Problem to work on: The required result is the number of lines below that hold the word "structure", stated without anything else.

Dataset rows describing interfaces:
§
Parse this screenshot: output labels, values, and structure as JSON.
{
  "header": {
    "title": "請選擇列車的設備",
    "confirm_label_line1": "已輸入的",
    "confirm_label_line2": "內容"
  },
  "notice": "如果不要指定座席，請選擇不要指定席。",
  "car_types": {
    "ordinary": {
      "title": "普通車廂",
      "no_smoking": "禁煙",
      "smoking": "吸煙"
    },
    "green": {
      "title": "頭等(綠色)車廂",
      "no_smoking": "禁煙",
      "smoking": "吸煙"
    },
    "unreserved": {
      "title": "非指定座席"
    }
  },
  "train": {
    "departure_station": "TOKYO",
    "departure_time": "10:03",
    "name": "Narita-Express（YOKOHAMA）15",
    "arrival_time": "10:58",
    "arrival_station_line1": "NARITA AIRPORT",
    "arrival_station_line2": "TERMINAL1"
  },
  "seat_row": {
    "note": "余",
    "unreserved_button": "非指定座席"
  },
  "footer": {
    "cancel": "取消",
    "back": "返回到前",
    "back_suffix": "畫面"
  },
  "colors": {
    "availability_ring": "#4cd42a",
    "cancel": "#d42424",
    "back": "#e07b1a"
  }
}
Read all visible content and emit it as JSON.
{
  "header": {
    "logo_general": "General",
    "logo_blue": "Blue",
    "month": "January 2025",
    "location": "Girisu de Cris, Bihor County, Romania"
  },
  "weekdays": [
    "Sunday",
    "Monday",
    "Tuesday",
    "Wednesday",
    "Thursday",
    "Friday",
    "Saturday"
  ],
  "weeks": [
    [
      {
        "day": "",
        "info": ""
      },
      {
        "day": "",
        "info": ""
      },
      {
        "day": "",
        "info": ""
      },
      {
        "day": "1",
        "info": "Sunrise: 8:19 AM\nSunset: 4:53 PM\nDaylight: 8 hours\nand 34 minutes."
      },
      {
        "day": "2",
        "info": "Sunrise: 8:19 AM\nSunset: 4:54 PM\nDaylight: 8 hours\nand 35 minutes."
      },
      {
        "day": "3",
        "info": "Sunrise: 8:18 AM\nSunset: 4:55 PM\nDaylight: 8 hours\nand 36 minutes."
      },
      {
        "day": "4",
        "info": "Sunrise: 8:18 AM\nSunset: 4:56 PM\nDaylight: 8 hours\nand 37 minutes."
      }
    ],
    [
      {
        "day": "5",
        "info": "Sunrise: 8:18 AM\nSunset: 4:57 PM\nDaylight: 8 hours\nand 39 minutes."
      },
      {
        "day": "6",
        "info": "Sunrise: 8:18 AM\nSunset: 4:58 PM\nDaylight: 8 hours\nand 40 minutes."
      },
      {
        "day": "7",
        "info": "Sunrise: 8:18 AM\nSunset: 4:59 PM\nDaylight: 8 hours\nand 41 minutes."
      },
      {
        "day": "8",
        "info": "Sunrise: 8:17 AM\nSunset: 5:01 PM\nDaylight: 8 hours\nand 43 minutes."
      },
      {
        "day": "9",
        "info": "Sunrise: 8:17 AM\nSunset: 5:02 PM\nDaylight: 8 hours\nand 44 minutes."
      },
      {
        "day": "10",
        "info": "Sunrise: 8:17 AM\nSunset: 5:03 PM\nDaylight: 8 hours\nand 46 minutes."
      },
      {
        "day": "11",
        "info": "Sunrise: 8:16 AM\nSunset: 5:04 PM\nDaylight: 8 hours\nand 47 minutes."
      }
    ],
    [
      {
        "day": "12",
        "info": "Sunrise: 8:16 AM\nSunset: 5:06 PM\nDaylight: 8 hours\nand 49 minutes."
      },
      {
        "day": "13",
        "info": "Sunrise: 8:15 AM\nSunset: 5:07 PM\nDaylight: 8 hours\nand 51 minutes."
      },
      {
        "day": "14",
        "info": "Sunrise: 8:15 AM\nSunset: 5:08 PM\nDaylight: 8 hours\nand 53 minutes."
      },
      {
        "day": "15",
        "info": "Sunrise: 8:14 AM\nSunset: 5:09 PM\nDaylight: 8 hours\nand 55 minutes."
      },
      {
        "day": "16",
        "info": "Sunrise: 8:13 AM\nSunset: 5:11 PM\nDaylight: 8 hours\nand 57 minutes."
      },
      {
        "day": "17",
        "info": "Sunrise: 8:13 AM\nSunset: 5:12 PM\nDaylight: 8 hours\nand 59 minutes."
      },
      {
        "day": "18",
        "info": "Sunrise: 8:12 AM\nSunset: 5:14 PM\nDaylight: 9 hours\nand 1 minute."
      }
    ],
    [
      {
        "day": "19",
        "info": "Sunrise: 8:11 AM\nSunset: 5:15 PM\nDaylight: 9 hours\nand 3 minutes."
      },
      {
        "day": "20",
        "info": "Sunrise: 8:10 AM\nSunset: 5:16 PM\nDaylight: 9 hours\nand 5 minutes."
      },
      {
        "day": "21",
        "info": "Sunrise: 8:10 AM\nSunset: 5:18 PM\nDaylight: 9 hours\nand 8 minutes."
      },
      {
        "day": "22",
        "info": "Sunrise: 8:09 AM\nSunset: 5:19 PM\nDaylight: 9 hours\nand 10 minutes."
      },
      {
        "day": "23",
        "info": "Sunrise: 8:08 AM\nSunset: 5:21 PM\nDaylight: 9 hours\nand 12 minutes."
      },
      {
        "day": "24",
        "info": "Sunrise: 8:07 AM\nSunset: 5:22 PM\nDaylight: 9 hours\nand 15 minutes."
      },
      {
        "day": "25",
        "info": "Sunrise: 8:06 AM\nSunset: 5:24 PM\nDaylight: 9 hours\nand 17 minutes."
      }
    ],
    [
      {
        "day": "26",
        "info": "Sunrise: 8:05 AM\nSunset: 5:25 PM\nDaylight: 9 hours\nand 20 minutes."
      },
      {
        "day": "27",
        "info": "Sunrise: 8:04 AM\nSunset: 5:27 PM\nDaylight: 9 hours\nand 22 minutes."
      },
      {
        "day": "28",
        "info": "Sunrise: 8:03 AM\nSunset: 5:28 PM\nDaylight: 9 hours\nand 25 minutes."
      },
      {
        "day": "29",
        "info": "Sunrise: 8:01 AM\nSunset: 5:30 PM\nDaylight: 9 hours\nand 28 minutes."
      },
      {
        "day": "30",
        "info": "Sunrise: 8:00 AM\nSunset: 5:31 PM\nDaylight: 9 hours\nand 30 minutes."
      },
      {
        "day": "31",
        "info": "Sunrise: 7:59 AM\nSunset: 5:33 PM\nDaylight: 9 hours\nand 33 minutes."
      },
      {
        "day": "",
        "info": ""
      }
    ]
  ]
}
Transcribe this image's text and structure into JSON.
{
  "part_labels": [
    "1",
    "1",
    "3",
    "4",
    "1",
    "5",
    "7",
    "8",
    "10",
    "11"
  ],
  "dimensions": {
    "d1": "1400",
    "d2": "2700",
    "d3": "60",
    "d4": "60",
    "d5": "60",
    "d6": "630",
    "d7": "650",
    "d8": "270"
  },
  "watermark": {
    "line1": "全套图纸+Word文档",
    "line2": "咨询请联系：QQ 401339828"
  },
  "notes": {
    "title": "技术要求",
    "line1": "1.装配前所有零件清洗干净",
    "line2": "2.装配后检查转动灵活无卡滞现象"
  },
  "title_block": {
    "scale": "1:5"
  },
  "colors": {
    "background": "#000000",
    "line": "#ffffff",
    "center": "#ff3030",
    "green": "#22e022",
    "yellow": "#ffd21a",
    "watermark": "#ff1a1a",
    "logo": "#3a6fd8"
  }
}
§
Answer section: 2